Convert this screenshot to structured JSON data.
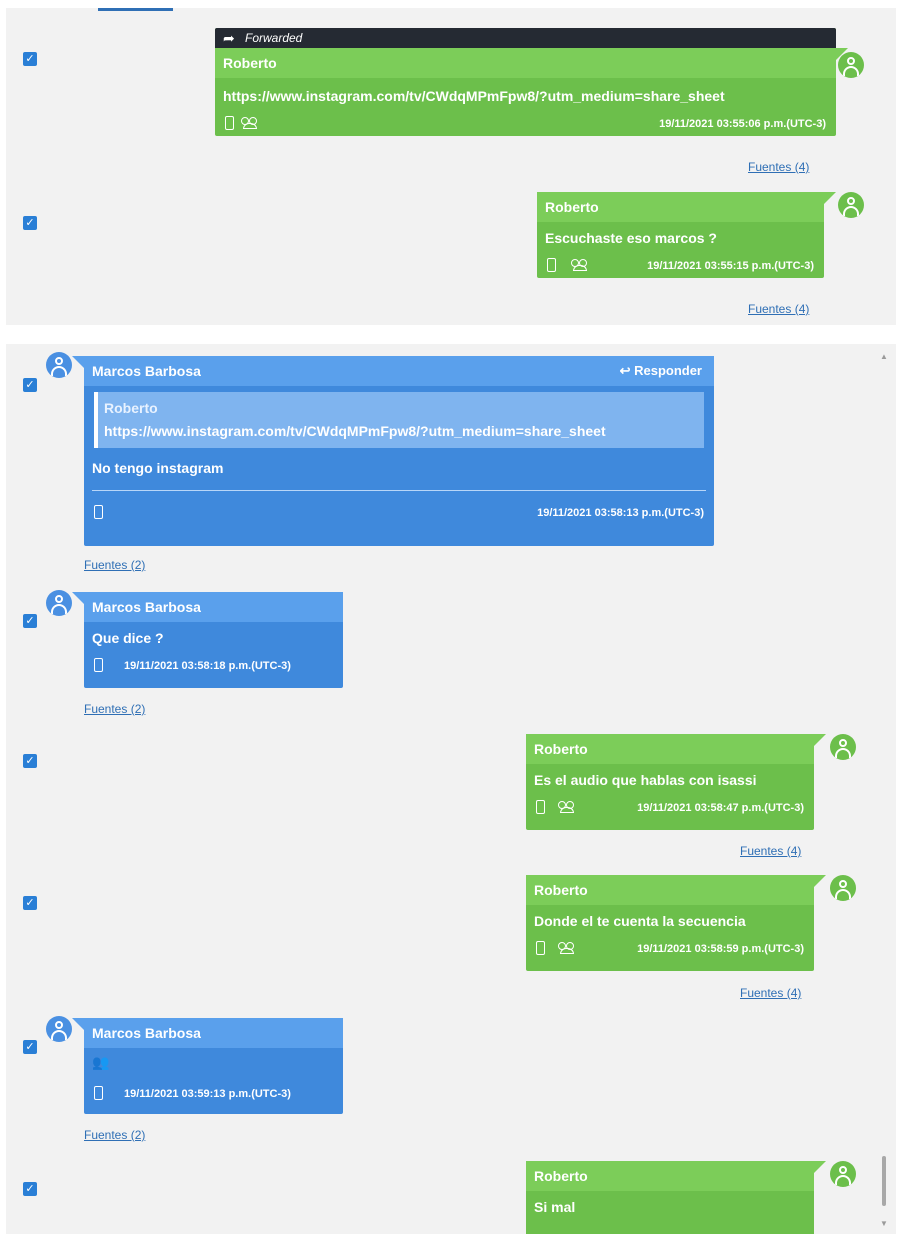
{
  "top_panel": {
    "messages": [
      {
        "forwarded_label": "Forwarded",
        "sender": "Roberto",
        "text": "https://www.instagram.com/tv/CWdqMPmFpw8/?utm_medium=share_sheet",
        "timestamp": "19/11/2021 03:55:06 p.m.(UTC-3)",
        "sources": "Fuentes (4)"
      },
      {
        "sender": "Roberto",
        "text": "Escuchaste eso marcos ?",
        "timestamp": "19/11/2021 03:55:15 p.m.(UTC-3)",
        "sources": "Fuentes (4)"
      }
    ]
  },
  "bottom_panel": {
    "messages": [
      {
        "sender": "Marcos Barbosa",
        "reply_label": "Responder",
        "quote_sender": "Roberto",
        "quote_text": "https://www.instagram.com/tv/CWdqMPmFpw8/?utm_medium=share_sheet",
        "text": "No tengo instagram",
        "timestamp": "19/11/2021 03:58:13 p.m.(UTC-3)",
        "sources": "Fuentes (2)"
      },
      {
        "sender": "Marcos Barbosa",
        "text": "Que dice ?",
        "timestamp": "19/11/2021 03:58:18 p.m.(UTC-3)",
        "sources": "Fuentes (2)"
      },
      {
        "sender": "Roberto",
        "text": "Es el audio que hablas con isassi",
        "timestamp": "19/11/2021 03:58:47 p.m.(UTC-3)",
        "sources": "Fuentes (4)"
      },
      {
        "sender": "Roberto",
        "text": "Donde el te cuenta la secuencia",
        "timestamp": "19/11/2021 03:58:59 p.m.(UTC-3)",
        "sources": "Fuentes (4)"
      },
      {
        "sender": "Marcos Barbosa",
        "text": "👥",
        "timestamp": "19/11/2021 03:59:13 p.m.(UTC-3)",
        "sources": "Fuentes (2)"
      },
      {
        "sender": "Roberto",
        "text": "Si mal"
      }
    ]
  },
  "icons": {
    "checkbox": "checkbox-checked-icon",
    "avatar": "user-avatar-icon",
    "device": "phone-icon",
    "group": "group-icon",
    "forward": "forward-arrow-icon",
    "reply": "reply-arrow-icon"
  },
  "colors": {
    "outgoing_bubble": "#6cbf4b",
    "incoming_bubble": "#3f89dc",
    "forwarded_bar": "#252a33",
    "link": "#2f6fb5",
    "checkbox": "#2a7fd6"
  }
}
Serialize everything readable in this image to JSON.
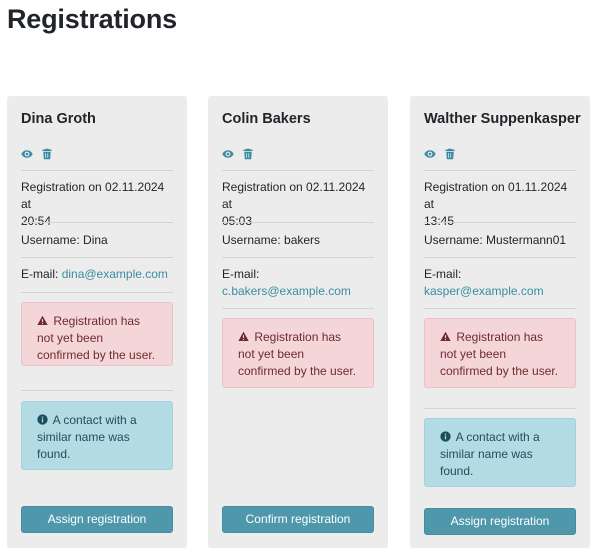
{
  "page": {
    "title": "Registrations"
  },
  "labels": {
    "registration_prefix": "Registration on",
    "username_prefix": "Username:",
    "email_prefix": "E-mail:"
  },
  "cards": [
    {
      "name": "Dina Groth",
      "registration_line1": "Registration on 02.11.2024 at",
      "registration_line2": "20:54",
      "username": "Username: Dina",
      "email_label": "E-mail:",
      "email": "dina@example.com",
      "warning": "Registration has not yet been confirmed by the user.",
      "info": "A contact with a similar name was found.",
      "button": "Assign registration"
    },
    {
      "name": "Colin Bakers",
      "registration_line1": "Registration on 02.11.2024 at",
      "registration_line2": "05:03",
      "username": "Username: bakers",
      "email_label": "E-mail:",
      "email": "c.bakers@example.com",
      "warning": "Registration has not yet been confirmed by the user.",
      "button": "Confirm registration"
    },
    {
      "name": "Walther Suppenkasper",
      "registration_line1": "Registration on 01.11.2024 at",
      "registration_line2": "13:45",
      "username": "Username: Mustermann01",
      "email_label": "E-mail:",
      "email": "kasper@example.com",
      "warning": "Registration has not yet been confirmed by the user.",
      "info": "A contact with a similar name was found.",
      "button": "Assign registration"
    }
  ],
  "icons": {
    "view": "eye-icon",
    "delete": "trash-icon",
    "warning": "warning-triangle-icon",
    "info": "info-circle-icon"
  },
  "colors": {
    "accent": "#4f98ac",
    "link": "#3a8ca3",
    "danger_bg": "#f5d6d8",
    "info_bg": "#b3dbe4",
    "card_bg": "#ececec"
  }
}
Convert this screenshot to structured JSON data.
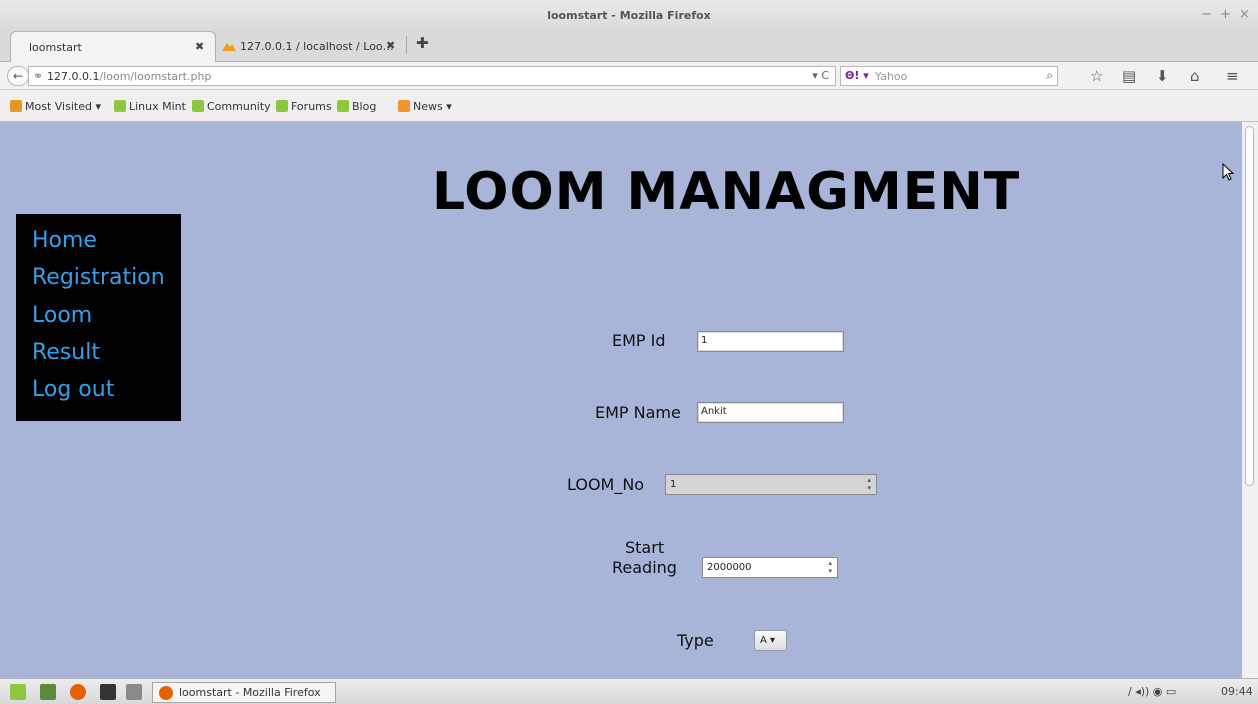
{
  "window": {
    "title": "loomstart - Mozilla Firefox",
    "controls": [
      "−",
      "+",
      "×"
    ]
  },
  "tabs": [
    {
      "label": "loomstart",
      "active": true
    },
    {
      "label": "127.0.0.1 / localhost / Loo…",
      "active": false
    }
  ],
  "tab_close_glyph": "✖",
  "new_tab_glyph": "✚",
  "navbar": {
    "back_glyph": "←",
    "url_host": "127.0.0.1",
    "url_path": "/loom/loomstart.php",
    "reload_glyph": "▾ C",
    "search_engine_label": "Θ! ▾",
    "search_placeholder": "Yahoo",
    "search_glyph": "⌕",
    "icons": [
      "bookmark-star-icon",
      "reading-list-icon",
      "downloads-icon",
      "home-icon",
      "menu-icon"
    ],
    "icon_glyphs": [
      "☆",
      "▤",
      "⬇",
      "⌂",
      "≡"
    ]
  },
  "bookmarks": [
    {
      "label": "Most Visited ▾",
      "icon": "folder"
    },
    {
      "label": "Linux Mint",
      "icon": "mint"
    },
    {
      "label": "Community",
      "icon": "mint"
    },
    {
      "label": "Forums",
      "icon": "mint"
    },
    {
      "label": "Blog",
      "icon": "mint"
    },
    {
      "label": "News ▾",
      "icon": "rss"
    }
  ],
  "page": {
    "heading": "LOOM MANAGMENT",
    "background_color": "#a9b4d9",
    "menu": [
      "Home",
      "Registration",
      "Loom",
      "Result",
      "Log out"
    ],
    "menu_link_color": "#38a0e8",
    "form": {
      "emp_id_label": "EMP Id",
      "emp_id_value": "1",
      "emp_name_label": "EMP Name",
      "emp_name_value": "Ankit",
      "loom_no_label": "LOOM_No",
      "loom_no_value": "1",
      "start_reading_label_line1": "Start",
      "start_reading_label_line2": "Reading",
      "start_reading_value": "2000000",
      "type_label": "Type",
      "type_value": "A ▾",
      "spin_glyph": "▴\n▾"
    }
  },
  "taskbar": {
    "task_label": "loomstart - Mozilla Firefox",
    "clock": "09:44",
    "tray_glyphs": "∕ ◂)) ◉ ▭"
  }
}
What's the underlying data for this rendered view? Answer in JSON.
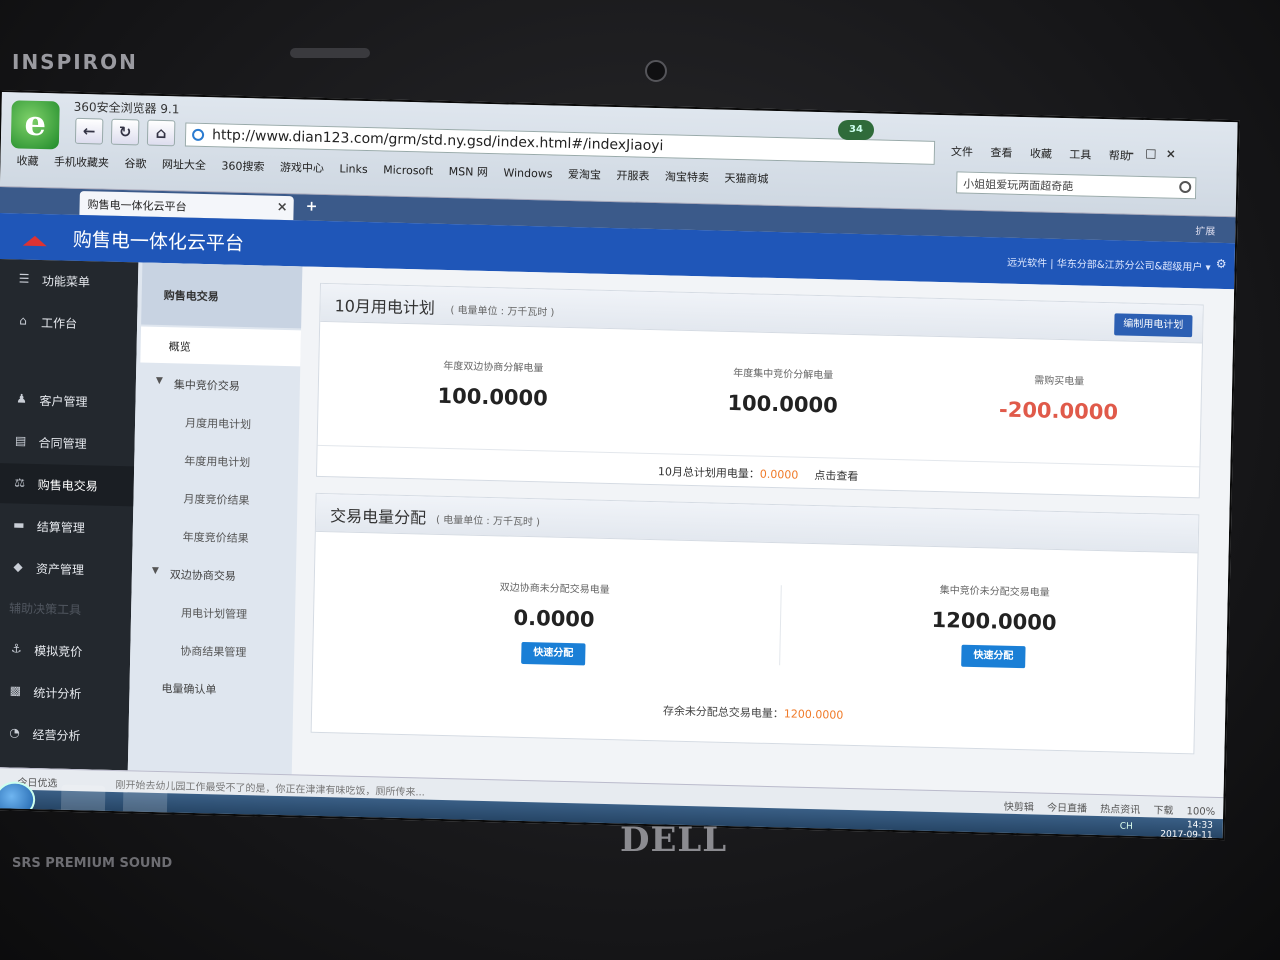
{
  "laptop": {
    "brand_top": "INSPIRON",
    "brand_bottom": "DELL",
    "sound_logo": "SRS PREMIUM SOUND",
    "led_badge": "34"
  },
  "browser": {
    "window_title": "360安全浏览器 9.1",
    "address": "http://www.dian123.com/grm/std.ny.gsd/index.html#/indexJiaoyi",
    "menu": [
      "文件",
      "查看",
      "收藏",
      "工具",
      "帮助"
    ],
    "search_placeholder": "小姐姐爱玩两面超奇葩",
    "bookmarks": [
      "收藏",
      "手机收藏夹",
      "谷歌",
      "网址大全",
      "360搜索",
      "游戏中心",
      "Links",
      "Microsoft",
      "MSN 网",
      "Windows",
      "爱淘宝",
      "开服表",
      "淘宝特卖",
      "天猫商城"
    ],
    "tab_label": "购售电一体化云平台",
    "tab_extension": "扩展"
  },
  "app": {
    "title": "购售电一体化云平台",
    "user_info": "远光软件 | 华东分部&江苏分公司&超级用户 ▾",
    "sidebar": [
      {
        "label": "功能菜单",
        "icon": "menu-icon"
      },
      {
        "label": "工作台",
        "icon": "home-icon"
      },
      {
        "label": "客户管理",
        "icon": "users-icon"
      },
      {
        "label": "合同管理",
        "icon": "contract-icon"
      },
      {
        "label": "购售电交易",
        "icon": "trade-icon"
      },
      {
        "label": "结算管理",
        "icon": "settlement-icon"
      },
      {
        "label": "资产管理",
        "icon": "asset-icon"
      },
      {
        "label": "辅助决策工具",
        "icon": ""
      },
      {
        "label": "模拟竞价",
        "icon": "anchor-icon"
      },
      {
        "label": "统计分析",
        "icon": "bar-chart-icon"
      },
      {
        "label": "经营分析",
        "icon": "pie-chart-icon"
      }
    ],
    "submenu": {
      "header": "购售电交易",
      "items": [
        "概览",
        "集中竞价交易",
        "月度用电计划",
        "年度用电计划",
        "月度竞价结果",
        "年度竞价结果",
        "双边协商交易",
        "用电计划管理",
        "协商结果管理",
        "电量确认单"
      ]
    },
    "plan_panel": {
      "title": "10月用电计划",
      "unit": "( 电量单位 : 万千瓦时 )",
      "edit_button": "编制用电计划",
      "stats": [
        {
          "label": "年度双边协商分解电量",
          "value": "100.0000"
        },
        {
          "label": "年度集中竞价分解电量",
          "value": "100.0000"
        },
        {
          "label": "需购买电量",
          "value": "-200.0000"
        }
      ],
      "total_label": "10月总计划用电量：",
      "total_value": "0.0000",
      "view_link": "点击查看"
    },
    "alloc_panel": {
      "title": "交易电量分配",
      "unit": "( 电量单位 : 万千瓦时 )",
      "stats": [
        {
          "label": "双边协商未分配交易电量",
          "value": "0.0000",
          "button": "快速分配"
        },
        {
          "label": "集中竞价未分配交易电量",
          "value": "1200.0000",
          "button": "快速分配"
        }
      ],
      "remain_label": "存余未分配总交易电量：",
      "remain_value": "1200.0000"
    }
  },
  "statusbar": {
    "left": "今日优选",
    "news": "刚开始去幼儿园工作最受不了的是，你正在津津有味吃饭，厕所传来...",
    "right": [
      "快剪辑",
      "今日直播",
      "热点资讯",
      "下载",
      "100%"
    ]
  },
  "taskbar": {
    "time": "14:33",
    "date": "2017-09-11",
    "tray": "CH"
  }
}
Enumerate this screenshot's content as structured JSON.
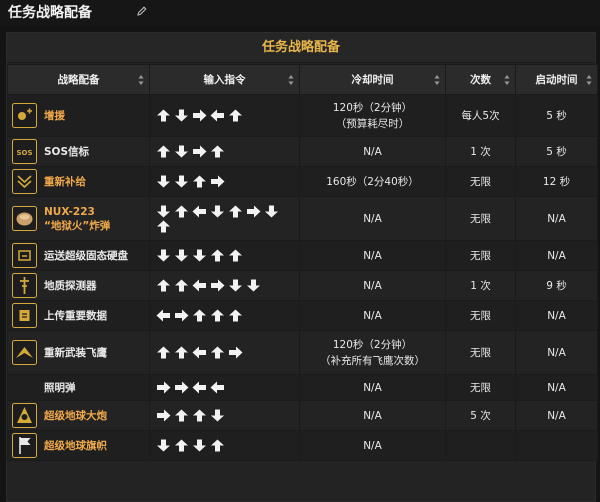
{
  "page": {
    "title": "任务战略配备"
  },
  "table": {
    "caption": "任务战略配备",
    "headers": [
      "战略配备",
      "输入指令",
      "冷却时间",
      "次数",
      "启动时间"
    ],
    "rows": [
      {
        "name": "增援",
        "name_color": "orange",
        "icon": "reinforce-icon",
        "input": [
          "up",
          "down",
          "right",
          "left",
          "up"
        ],
        "cooldown": [
          "120秒（2分钟）",
          "（预算耗尽时）"
        ],
        "uses": "每人5次",
        "activation": "5 秒"
      },
      {
        "name": "SOS信标",
        "name_color": "white",
        "icon": "sos-beacon-icon",
        "input": [
          "up",
          "down",
          "right",
          "up"
        ],
        "cooldown": [
          "N/A"
        ],
        "uses": "1 次",
        "activation": "5 秒"
      },
      {
        "name": "重新补给",
        "name_color": "orange",
        "icon": "resupply-icon",
        "input": [
          "down",
          "down",
          "up",
          "right"
        ],
        "cooldown": [
          "160秒（2分40秒）"
        ],
        "uses": "无限",
        "activation": "12 秒"
      },
      {
        "name": "NUX-223\n“地狱火”炸弹",
        "name_color": "orange",
        "icon": "hellbomb-icon",
        "input": [
          "down",
          "up",
          "left",
          "down",
          "up",
          "right",
          "down",
          "up"
        ],
        "cooldown": [
          "N/A"
        ],
        "uses": "无限",
        "activation": "N/A"
      },
      {
        "name": "运送超级固态硬盘",
        "name_color": "white",
        "icon": "ssd-delivery-icon",
        "input": [
          "down",
          "down",
          "down",
          "up",
          "up"
        ],
        "cooldown": [
          "N/A"
        ],
        "uses": "无限",
        "activation": "N/A"
      },
      {
        "name": "地质探测器",
        "name_color": "white",
        "icon": "seismic-probe-icon",
        "input": [
          "up",
          "up",
          "left",
          "right",
          "down",
          "down"
        ],
        "cooldown": [
          "N/A"
        ],
        "uses": "1 次",
        "activation": "9 秒"
      },
      {
        "name": "上传重要数据",
        "name_color": "white",
        "icon": "upload-data-icon",
        "input": [
          "left",
          "right",
          "up",
          "up",
          "up"
        ],
        "cooldown": [
          "N/A"
        ],
        "uses": "无限",
        "activation": "N/A"
      },
      {
        "name": "重新武装飞鹰",
        "name_color": "white",
        "icon": "eagle-rearm-icon",
        "input": [
          "up",
          "up",
          "left",
          "up",
          "right"
        ],
        "cooldown": [
          "120秒（2分钟）",
          "（补充所有飞鹰次数）"
        ],
        "uses": "无限",
        "activation": "N/A"
      },
      {
        "name": "照明弹",
        "name_color": "white",
        "icon": "",
        "input": [
          "right",
          "right",
          "left",
          "left"
        ],
        "cooldown": [
          "N/A"
        ],
        "uses": "无限",
        "activation": "N/A"
      },
      {
        "name": "超级地球大炮",
        "name_color": "orange",
        "icon": "super-earth-cannon-icon",
        "input": [
          "right",
          "up",
          "up",
          "down"
        ],
        "cooldown": [
          "N/A"
        ],
        "uses": "5 次",
        "activation": "N/A"
      },
      {
        "name": "超级地球旗帜",
        "name_color": "orange",
        "icon": "super-earth-flag-icon",
        "input": [
          "down",
          "up",
          "down",
          "up"
        ],
        "cooldown": [
          "N/A"
        ],
        "uses": "",
        "activation": ""
      }
    ]
  },
  "colors": {
    "accent": "#e8b54a",
    "name_orange": "#f0a94a",
    "icon_border": "#d4a93a"
  }
}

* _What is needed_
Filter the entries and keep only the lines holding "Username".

* _Answer section_
    "username_prefix": "Username:",
      "username": "Username: Dina",
      "username": "Username: bakers",
      "username": "Username: Mustermann01",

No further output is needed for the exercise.